PROVIDED MATERIAL –
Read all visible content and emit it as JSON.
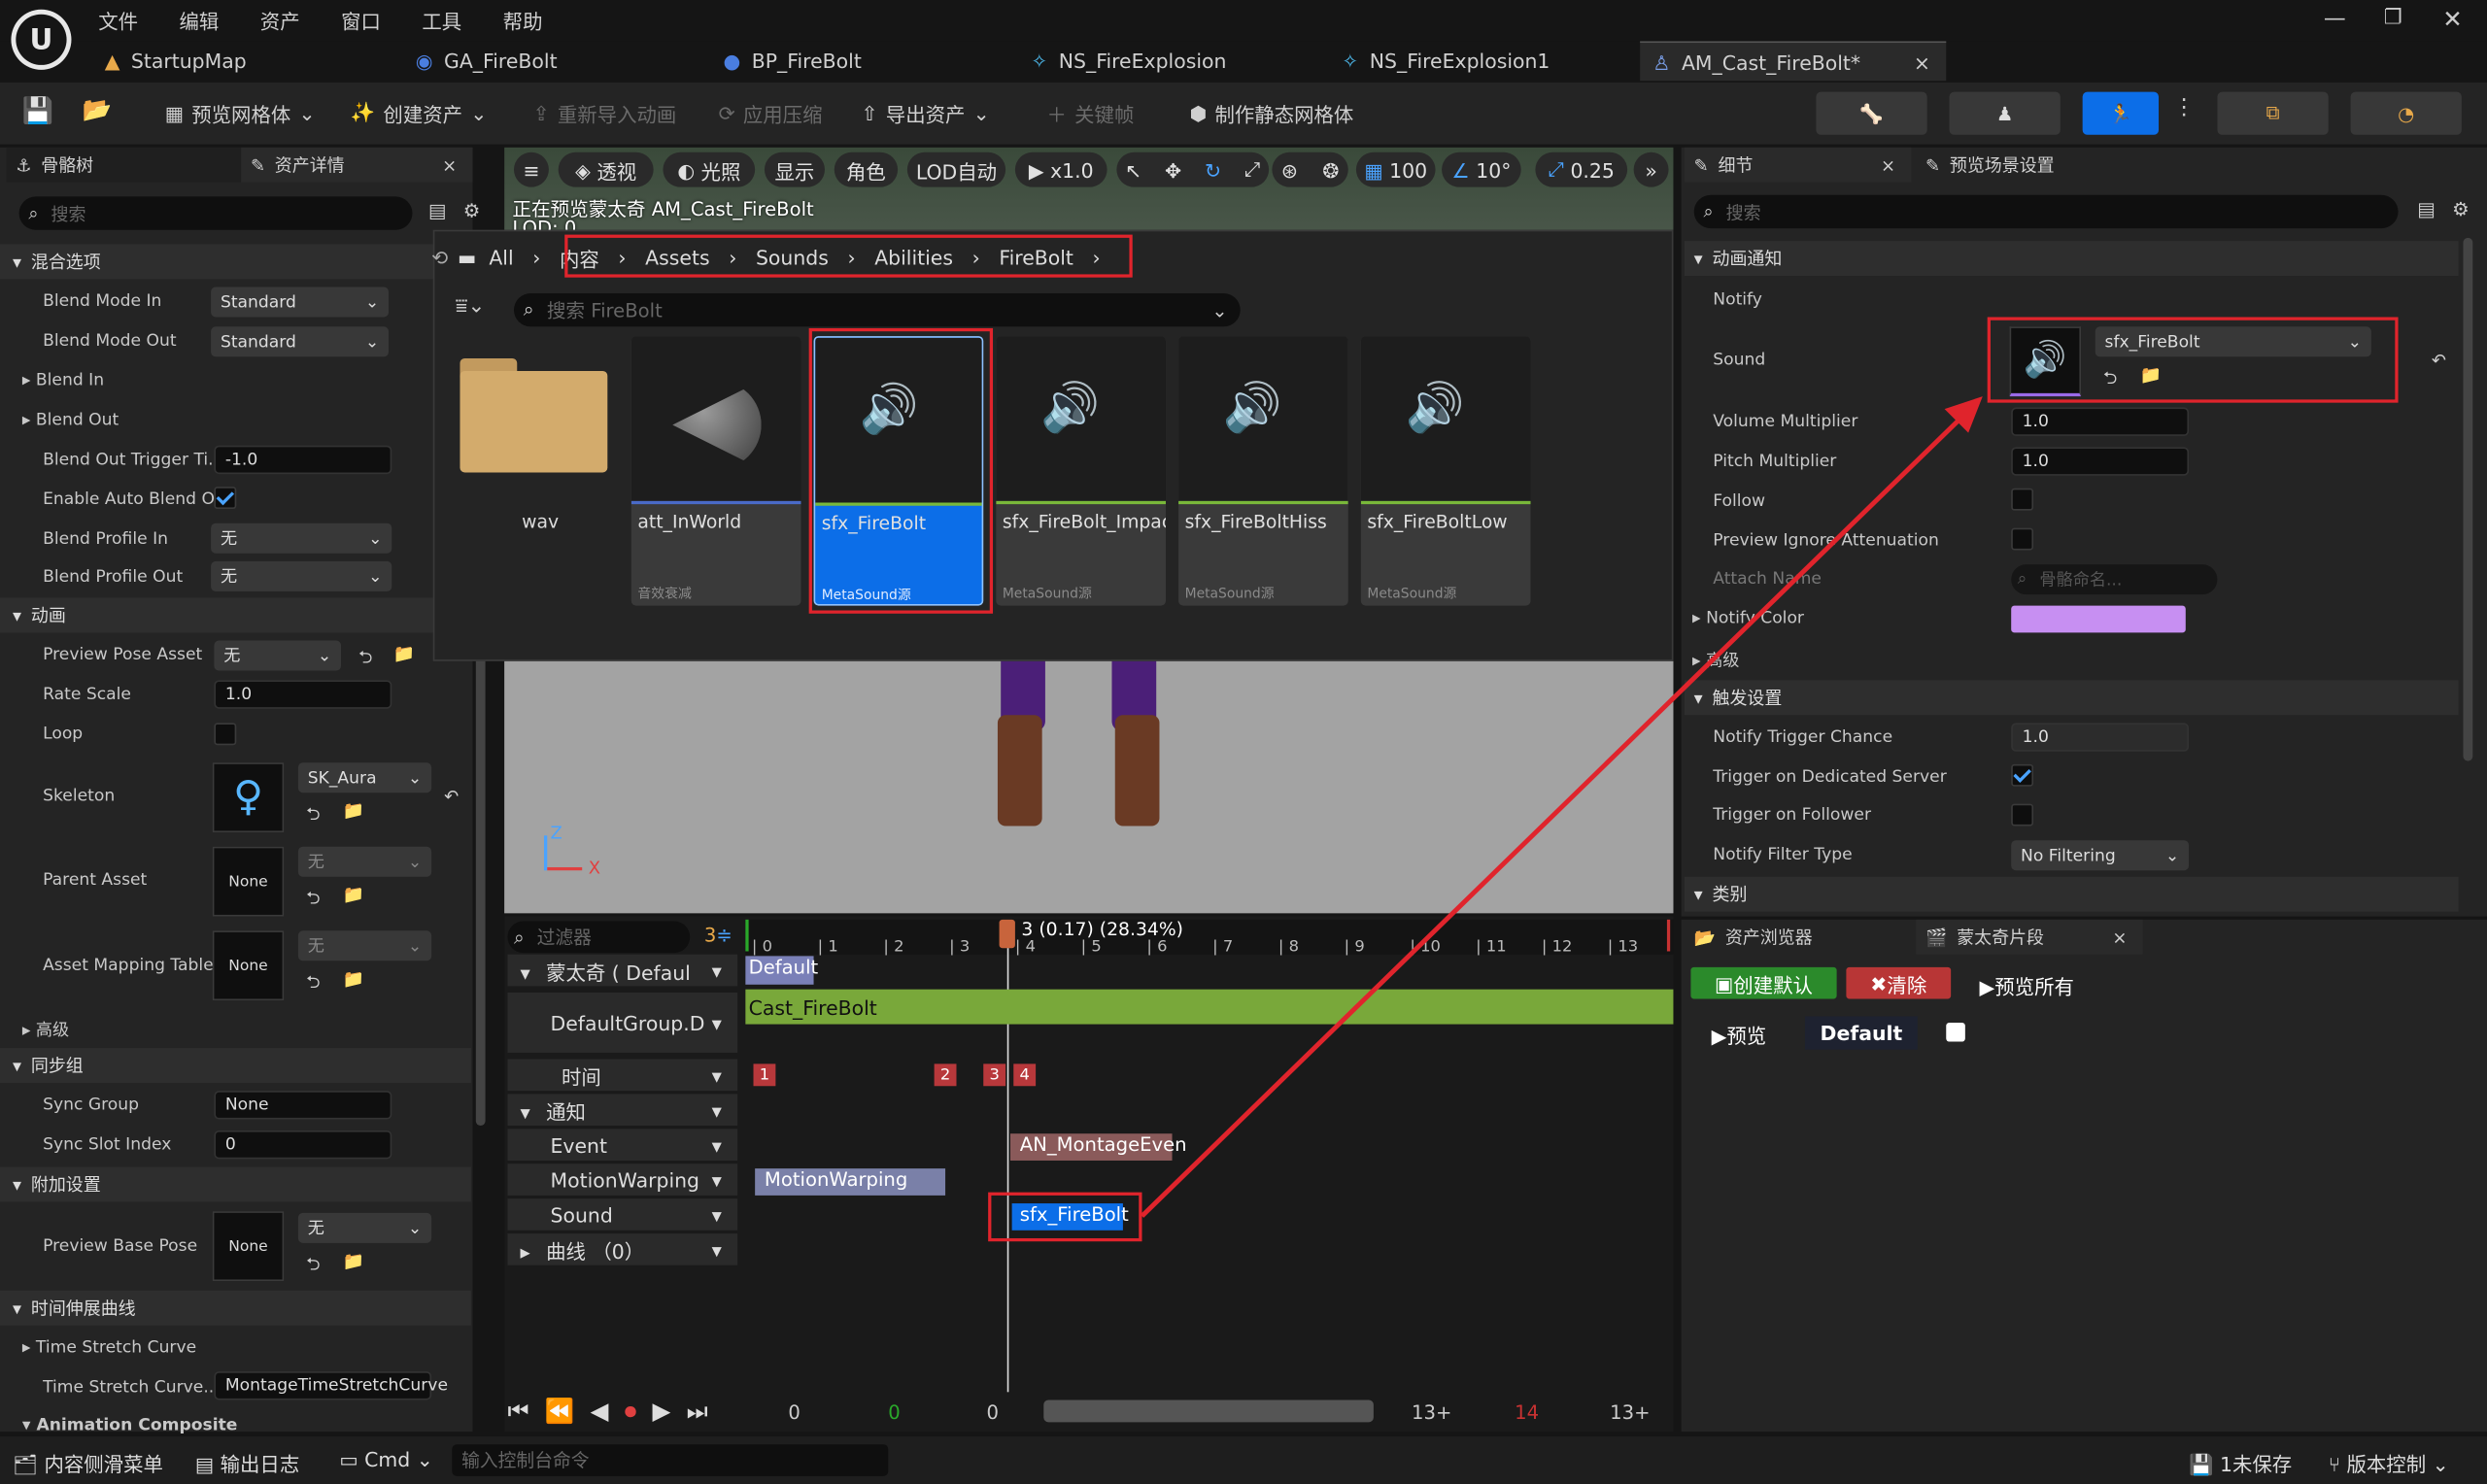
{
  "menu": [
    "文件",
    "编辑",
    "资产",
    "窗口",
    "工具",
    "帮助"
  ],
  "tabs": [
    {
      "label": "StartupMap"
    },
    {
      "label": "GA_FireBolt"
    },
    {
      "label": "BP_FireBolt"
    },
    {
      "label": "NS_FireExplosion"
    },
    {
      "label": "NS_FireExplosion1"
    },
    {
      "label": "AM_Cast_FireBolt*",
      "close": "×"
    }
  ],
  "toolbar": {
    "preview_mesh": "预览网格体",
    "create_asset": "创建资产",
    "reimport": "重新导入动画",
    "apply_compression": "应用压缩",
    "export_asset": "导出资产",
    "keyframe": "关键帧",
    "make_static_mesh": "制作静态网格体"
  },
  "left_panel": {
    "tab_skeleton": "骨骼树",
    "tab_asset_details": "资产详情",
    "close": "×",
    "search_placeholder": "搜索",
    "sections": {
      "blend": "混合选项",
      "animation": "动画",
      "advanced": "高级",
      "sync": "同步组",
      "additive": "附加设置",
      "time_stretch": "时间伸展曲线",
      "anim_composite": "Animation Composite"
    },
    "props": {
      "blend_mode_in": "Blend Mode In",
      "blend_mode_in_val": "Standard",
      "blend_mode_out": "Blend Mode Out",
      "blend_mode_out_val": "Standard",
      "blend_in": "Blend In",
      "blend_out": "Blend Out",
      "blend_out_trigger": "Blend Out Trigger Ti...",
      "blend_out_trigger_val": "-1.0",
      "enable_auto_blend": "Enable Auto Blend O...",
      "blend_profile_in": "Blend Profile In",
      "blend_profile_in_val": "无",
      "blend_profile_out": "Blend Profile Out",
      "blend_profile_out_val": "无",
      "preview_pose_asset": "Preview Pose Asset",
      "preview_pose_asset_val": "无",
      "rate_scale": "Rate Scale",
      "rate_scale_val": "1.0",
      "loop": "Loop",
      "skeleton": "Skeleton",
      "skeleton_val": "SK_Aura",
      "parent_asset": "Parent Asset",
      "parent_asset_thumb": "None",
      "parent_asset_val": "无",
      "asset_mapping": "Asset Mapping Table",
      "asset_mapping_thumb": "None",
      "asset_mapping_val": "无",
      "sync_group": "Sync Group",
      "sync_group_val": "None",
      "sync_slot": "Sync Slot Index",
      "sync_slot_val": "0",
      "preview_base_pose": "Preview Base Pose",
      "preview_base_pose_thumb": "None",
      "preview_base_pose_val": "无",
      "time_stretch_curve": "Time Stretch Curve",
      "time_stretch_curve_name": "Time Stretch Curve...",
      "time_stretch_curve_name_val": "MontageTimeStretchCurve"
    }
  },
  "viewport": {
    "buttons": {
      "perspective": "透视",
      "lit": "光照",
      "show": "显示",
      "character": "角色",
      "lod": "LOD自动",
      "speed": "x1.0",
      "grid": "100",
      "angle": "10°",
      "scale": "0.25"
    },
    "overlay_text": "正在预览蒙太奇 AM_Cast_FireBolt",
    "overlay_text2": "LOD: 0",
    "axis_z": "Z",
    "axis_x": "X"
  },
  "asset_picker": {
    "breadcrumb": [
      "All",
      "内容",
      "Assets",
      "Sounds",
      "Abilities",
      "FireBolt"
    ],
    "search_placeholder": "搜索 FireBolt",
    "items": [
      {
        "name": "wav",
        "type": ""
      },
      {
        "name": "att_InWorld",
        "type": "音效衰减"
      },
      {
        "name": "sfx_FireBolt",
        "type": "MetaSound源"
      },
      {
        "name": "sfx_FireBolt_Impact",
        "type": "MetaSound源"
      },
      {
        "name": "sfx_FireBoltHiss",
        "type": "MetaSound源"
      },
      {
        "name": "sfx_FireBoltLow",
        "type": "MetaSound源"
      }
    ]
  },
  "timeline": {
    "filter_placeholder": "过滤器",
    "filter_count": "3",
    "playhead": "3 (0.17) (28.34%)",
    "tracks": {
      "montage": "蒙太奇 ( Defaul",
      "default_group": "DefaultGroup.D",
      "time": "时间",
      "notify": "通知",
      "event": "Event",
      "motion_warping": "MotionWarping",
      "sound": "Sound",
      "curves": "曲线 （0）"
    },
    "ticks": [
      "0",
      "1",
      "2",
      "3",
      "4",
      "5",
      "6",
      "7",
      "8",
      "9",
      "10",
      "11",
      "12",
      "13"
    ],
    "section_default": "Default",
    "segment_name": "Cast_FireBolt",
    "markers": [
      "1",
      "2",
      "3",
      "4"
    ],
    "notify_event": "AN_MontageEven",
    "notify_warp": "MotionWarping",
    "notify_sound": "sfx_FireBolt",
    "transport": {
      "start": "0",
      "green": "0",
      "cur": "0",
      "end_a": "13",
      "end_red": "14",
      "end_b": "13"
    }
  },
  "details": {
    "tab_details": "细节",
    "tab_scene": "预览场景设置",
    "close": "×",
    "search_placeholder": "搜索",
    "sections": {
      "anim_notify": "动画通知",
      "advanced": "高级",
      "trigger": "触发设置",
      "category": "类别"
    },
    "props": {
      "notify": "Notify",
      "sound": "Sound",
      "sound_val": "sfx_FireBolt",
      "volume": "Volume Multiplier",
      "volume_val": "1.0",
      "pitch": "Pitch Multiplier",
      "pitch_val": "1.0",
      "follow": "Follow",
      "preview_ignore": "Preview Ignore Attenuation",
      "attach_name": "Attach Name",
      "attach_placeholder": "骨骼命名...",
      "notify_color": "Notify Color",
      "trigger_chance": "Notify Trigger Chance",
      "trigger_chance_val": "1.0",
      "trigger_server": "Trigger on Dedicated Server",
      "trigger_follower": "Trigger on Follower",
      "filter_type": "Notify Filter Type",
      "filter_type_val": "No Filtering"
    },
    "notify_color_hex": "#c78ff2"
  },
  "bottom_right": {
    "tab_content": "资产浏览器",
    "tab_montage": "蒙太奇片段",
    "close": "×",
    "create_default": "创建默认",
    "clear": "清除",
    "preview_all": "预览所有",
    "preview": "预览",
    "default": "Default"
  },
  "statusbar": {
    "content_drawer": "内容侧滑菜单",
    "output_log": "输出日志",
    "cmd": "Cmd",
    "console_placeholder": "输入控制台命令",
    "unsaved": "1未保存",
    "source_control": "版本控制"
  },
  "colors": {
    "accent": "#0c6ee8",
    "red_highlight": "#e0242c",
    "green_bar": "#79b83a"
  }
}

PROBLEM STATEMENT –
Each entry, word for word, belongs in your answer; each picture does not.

RESULT FOR THIS EXERCISE –
Read all visible content and emit it as JSON.
{
  "menu": [
    "文件",
    "编辑",
    "资产",
    "窗口",
    "工具",
    "帮助"
  ],
  "tabs": [
    {
      "label": "StartupMap"
    },
    {
      "label": "GA_FireBolt"
    },
    {
      "label": "BP_FireBolt"
    },
    {
      "label": "NS_FireExplosion"
    },
    {
      "label": "NS_FireExplosion1"
    },
    {
      "label": "AM_Cast_FireBolt*",
      "close": "×"
    }
  ],
  "toolbar": {
    "preview_mesh": "预览网格体",
    "create_asset": "创建资产",
    "reimport": "重新导入动画",
    "apply_compression": "应用压缩",
    "export_asset": "导出资产",
    "keyframe": "关键帧",
    "make_static_mesh": "制作静态网格体"
  },
  "left_panel": {
    "tab_skeleton": "骨骼树",
    "tab_asset_details": "资产详情",
    "close": "×",
    "search_placeholder": "搜索",
    "sections": {
      "blend": "混合选项",
      "animation": "动画",
      "advanced": "高级",
      "sync": "同步组",
      "additive": "附加设置",
      "time_stretch": "时间伸展曲线",
      "anim_composite": "Animation Composite"
    },
    "props": {
      "blend_mode_in": "Blend Mode In",
      "blend_mode_in_val": "Standard",
      "blend_mode_out": "Blend Mode Out",
      "blend_mode_out_val": "Standard",
      "blend_in": "Blend In",
      "blend_out": "Blend Out",
      "blend_out_trigger": "Blend Out Trigger Ti...",
      "blend_out_trigger_val": "-1.0",
      "enable_auto_blend": "Enable Auto Blend O...",
      "blend_profile_in": "Blend Profile In",
      "blend_profile_in_val": "无",
      "blend_profile_out": "Blend Profile Out",
      "blend_profile_out_val": "无",
      "preview_pose_asset": "Preview Pose Asset",
      "preview_pose_asset_val": "无",
      "rate_scale": "Rate Scale",
      "rate_scale_val": "1.0",
      "loop": "Loop",
      "skeleton": "Skeleton",
      "skeleton_val": "SK_Aura",
      "parent_asset": "Parent Asset",
      "parent_asset_thumb": "None",
      "parent_asset_val": "无",
      "asset_mapping": "Asset Mapping Table",
      "asset_mapping_thumb": "None",
      "asset_mapping_val": "无",
      "sync_group": "Sync Group",
      "sync_group_val": "None",
      "sync_slot": "Sync Slot Index",
      "sync_slot_val": "0",
      "preview_base_pose": "Preview Base Pose",
      "preview_base_pose_thumb": "None",
      "preview_base_pose_val": "无",
      "time_stretch_curve": "Time Stretch Curve",
      "time_stretch_curve_name": "Time Stretch Curve...",
      "time_stretch_curve_name_val": "MontageTimeStretchCurve"
    }
  },
  "viewport": {
    "buttons": {
      "perspective": "透视",
      "lit": "光照",
      "show": "显示",
      "character": "角色",
      "lod": "LOD自动",
      "speed": "x1.0",
      "grid": "100",
      "angle": "10°",
      "scale": "0.25"
    },
    "overlay_text": "正在预览蒙太奇 AM_Cast_FireBolt",
    "overlay_text2": "LOD: 0",
    "axis_z": "Z",
    "axis_x": "X"
  },
  "asset_picker": {
    "breadcrumb": [
      "All",
      "内容",
      "Assets",
      "Sounds",
      "Abilities",
      "FireBolt"
    ],
    "search_placeholder": "搜索 FireBolt",
    "items": [
      {
        "name": "wav",
        "type": ""
      },
      {
        "name": "att_InWorld",
        "type": "音效衰减"
      },
      {
        "name": "sfx_FireBolt",
        "type": "MetaSound源"
      },
      {
        "name": "sfx_FireBolt_Impact",
        "type": "MetaSound源"
      },
      {
        "name": "sfx_FireBoltHiss",
        "type": "MetaSound源"
      },
      {
        "name": "sfx_FireBoltLow",
        "type": "MetaSound源"
      }
    ]
  },
  "timeline": {
    "filter_placeholder": "过滤器",
    "filter_count": "3",
    "playhead": "3 (0.17) (28.34%)",
    "tracks": {
      "montage": "蒙太奇 ( Defaul",
      "default_group": "DefaultGroup.D",
      "time": "时间",
      "notify": "通知",
      "event": "Event",
      "motion_warping": "MotionWarping",
      "sound": "Sound",
      "curves": "曲线 （0）"
    },
    "ticks": [
      "0",
      "1",
      "2",
      "3",
      "4",
      "5",
      "6",
      "7",
      "8",
      "9",
      "10",
      "11",
      "12",
      "13"
    ],
    "section_default": "Default",
    "segment_name": "Cast_FireBolt",
    "markers": [
      "1",
      "2",
      "3",
      "4"
    ],
    "notify_event": "AN_MontageEven",
    "notify_warp": "MotionWarping",
    "notify_sound": "sfx_FireBolt",
    "transport": {
      "start": "0",
      "green": "0",
      "cur": "0",
      "end_a": "13",
      "end_red": "14",
      "end_b": "13"
    }
  },
  "details": {
    "tab_details": "细节",
    "tab_scene": "预览场景设置",
    "close": "×",
    "search_placeholder": "搜索",
    "sections": {
      "anim_notify": "动画通知",
      "advanced": "高级",
      "trigger": "触发设置",
      "category": "类别"
    },
    "props": {
      "notify": "Notify",
      "sound": "Sound",
      "sound_val": "sfx_FireBolt",
      "volume": "Volume Multiplier",
      "volume_val": "1.0",
      "pitch": "Pitch Multiplier",
      "pitch_val": "1.0",
      "follow": "Follow",
      "preview_ignore": "Preview Ignore Attenuation",
      "attach_name": "Attach Name",
      "attach_placeholder": "骨骼命名...",
      "notify_color": "Notify Color",
      "trigger_chance": "Notify Trigger Chance",
      "trigger_chance_val": "1.0",
      "trigger_server": "Trigger on Dedicated Server",
      "trigger_follower": "Trigger on Follower",
      "filter_type": "Notify Filter Type",
      "filter_type_val": "No Filtering"
    },
    "notify_color_hex": "#c78ff2"
  },
  "bottom_right": {
    "tab_content": "资产浏览器",
    "tab_montage": "蒙太奇片段",
    "close": "×",
    "create_default": "创建默认",
    "clear": "清除",
    "preview_all": "预览所有",
    "preview": "预览",
    "default": "Default"
  },
  "statusbar": {
    "content_drawer": "内容侧滑菜单",
    "output_log": "输出日志",
    "cmd": "Cmd",
    "console_placeholder": "输入控制台命令",
    "unsaved": "1未保存",
    "source_control": "版本控制"
  },
  "colors": {
    "accent": "#0c6ee8",
    "red_highlight": "#e0242c",
    "green_bar": "#79b83a"
  }
}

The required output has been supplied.